The Eastern Shawenee Tribe of Oklahoma and Cherokee Nation have partnered to preserve an endangered plant.
Rivercane is an indigenous bamaboo to North America and today the two tribes dug up the plant on Cherokee land to place on Eastern Shawnee land. Since European contact, river cane has been reduced to less than 2 percent of its original population.
This is a unique partnership because of the tribes’ histories.
“River cane is evergreen so it provides more air than the trees around us.” said student Mason Hubbard.

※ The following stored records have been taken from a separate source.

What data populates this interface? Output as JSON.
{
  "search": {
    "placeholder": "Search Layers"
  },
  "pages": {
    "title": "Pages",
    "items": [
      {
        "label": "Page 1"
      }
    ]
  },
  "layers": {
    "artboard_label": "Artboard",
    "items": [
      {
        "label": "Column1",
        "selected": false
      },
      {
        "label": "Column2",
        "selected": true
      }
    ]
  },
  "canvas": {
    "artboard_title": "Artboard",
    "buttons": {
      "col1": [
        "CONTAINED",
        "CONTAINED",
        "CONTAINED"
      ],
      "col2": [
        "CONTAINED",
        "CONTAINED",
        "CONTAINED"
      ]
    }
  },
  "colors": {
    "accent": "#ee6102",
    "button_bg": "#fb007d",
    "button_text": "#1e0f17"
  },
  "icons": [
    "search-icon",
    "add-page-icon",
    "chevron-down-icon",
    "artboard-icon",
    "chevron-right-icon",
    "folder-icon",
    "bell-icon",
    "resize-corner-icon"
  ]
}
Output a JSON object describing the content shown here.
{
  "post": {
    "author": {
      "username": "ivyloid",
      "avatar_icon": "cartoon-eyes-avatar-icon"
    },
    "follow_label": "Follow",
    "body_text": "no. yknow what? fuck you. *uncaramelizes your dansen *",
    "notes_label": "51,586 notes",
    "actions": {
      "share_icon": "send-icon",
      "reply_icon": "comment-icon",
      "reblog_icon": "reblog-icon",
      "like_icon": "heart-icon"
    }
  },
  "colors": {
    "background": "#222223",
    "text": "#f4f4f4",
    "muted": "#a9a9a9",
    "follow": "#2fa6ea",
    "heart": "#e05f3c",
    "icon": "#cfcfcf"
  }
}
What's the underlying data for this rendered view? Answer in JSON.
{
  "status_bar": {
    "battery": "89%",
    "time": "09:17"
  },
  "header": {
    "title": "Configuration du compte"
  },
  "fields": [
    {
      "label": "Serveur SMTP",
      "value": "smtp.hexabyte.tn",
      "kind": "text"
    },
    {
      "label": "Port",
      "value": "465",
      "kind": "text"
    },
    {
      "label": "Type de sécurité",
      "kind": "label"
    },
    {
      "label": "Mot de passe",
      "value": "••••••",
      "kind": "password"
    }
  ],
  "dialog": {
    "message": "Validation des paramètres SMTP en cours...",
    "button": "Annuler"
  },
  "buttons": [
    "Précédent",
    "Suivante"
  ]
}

Mason Hubbard is one of many students learning the preservation efforts of rivercane. Today hubbard learned about indigenous bamaboo to North America’s critically endangered ecosystem.
“When it’s 20 or 30 years old you can use it as fishing poles and I just think it’s really cool.” said Hubbard
Both Cherokee Nation and the Eastern Shawnee Tribe of okalahoma partnered to plant the indigenous plant on Eastern Shawnee land…that is now less than 2 percent of it’s original population. This partnership is unique for the two tribes since hundreds of years ago they used to battle over hunting grounds that had rivercane.
“Rivercane reduces nitrogen and phospohorous surface and ground runoff by 90 percent,”said Roger Cain, Principal Investigator for Cherokee Nation. “Rivercane makes habitats that protect endangered species.”
For the Eastern Shawnee Tribe it is important for them to teach working with other tribes to continue traditions.
“It’s really great for these kids to come and plant this because it’s going to take 20 years for this stuff to become a nice big large robust cane break that we can harvest anything off of that will have any usable pieces of cane out of.” said Andrew Gourd, Eastern Shawenee Tribe of Oklahoma Land Use Coordinator
Gourd says years later he hopes they remember this.
“For them to be here when they are 6,7,8,9 years old they can come back when they have kids in their 20’s and 30’s and they can say look at all this I remember when it was tall as I was and I put it in the ground.”